** Given information follows **

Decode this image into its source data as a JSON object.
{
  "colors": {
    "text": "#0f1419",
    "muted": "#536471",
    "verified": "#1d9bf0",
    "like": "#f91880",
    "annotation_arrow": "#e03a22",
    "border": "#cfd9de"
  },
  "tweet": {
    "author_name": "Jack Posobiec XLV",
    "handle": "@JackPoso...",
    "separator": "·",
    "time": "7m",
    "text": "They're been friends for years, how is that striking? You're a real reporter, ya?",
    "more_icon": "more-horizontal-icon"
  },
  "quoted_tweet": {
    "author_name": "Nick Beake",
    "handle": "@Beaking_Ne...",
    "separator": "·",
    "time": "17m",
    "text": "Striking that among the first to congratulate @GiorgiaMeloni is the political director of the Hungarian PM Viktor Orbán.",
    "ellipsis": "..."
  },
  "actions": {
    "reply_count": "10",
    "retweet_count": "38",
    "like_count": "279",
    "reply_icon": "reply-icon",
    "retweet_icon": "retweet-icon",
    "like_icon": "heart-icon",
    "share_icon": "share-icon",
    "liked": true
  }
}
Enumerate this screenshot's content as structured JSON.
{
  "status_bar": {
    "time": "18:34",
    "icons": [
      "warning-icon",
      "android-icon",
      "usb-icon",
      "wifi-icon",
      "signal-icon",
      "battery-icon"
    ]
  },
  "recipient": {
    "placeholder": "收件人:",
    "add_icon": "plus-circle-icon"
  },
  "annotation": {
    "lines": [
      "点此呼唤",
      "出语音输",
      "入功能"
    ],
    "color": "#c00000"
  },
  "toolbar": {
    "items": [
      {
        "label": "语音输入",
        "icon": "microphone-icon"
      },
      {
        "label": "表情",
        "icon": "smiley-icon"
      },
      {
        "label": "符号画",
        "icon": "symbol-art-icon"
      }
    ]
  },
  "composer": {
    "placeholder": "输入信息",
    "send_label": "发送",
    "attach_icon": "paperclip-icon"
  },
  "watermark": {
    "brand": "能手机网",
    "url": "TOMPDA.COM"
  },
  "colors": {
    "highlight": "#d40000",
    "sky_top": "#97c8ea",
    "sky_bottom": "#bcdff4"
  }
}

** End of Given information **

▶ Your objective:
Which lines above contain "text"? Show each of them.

▶ Written answer:
    "text": "#0f1419",
    "text": "They're been friends for years, how is that striking? You're a real reporter, ya?",
    "text": "Striking that among the first to congratulate @GiorgiaMeloni is the political director of the Hungarian PM Viktor Orbán.",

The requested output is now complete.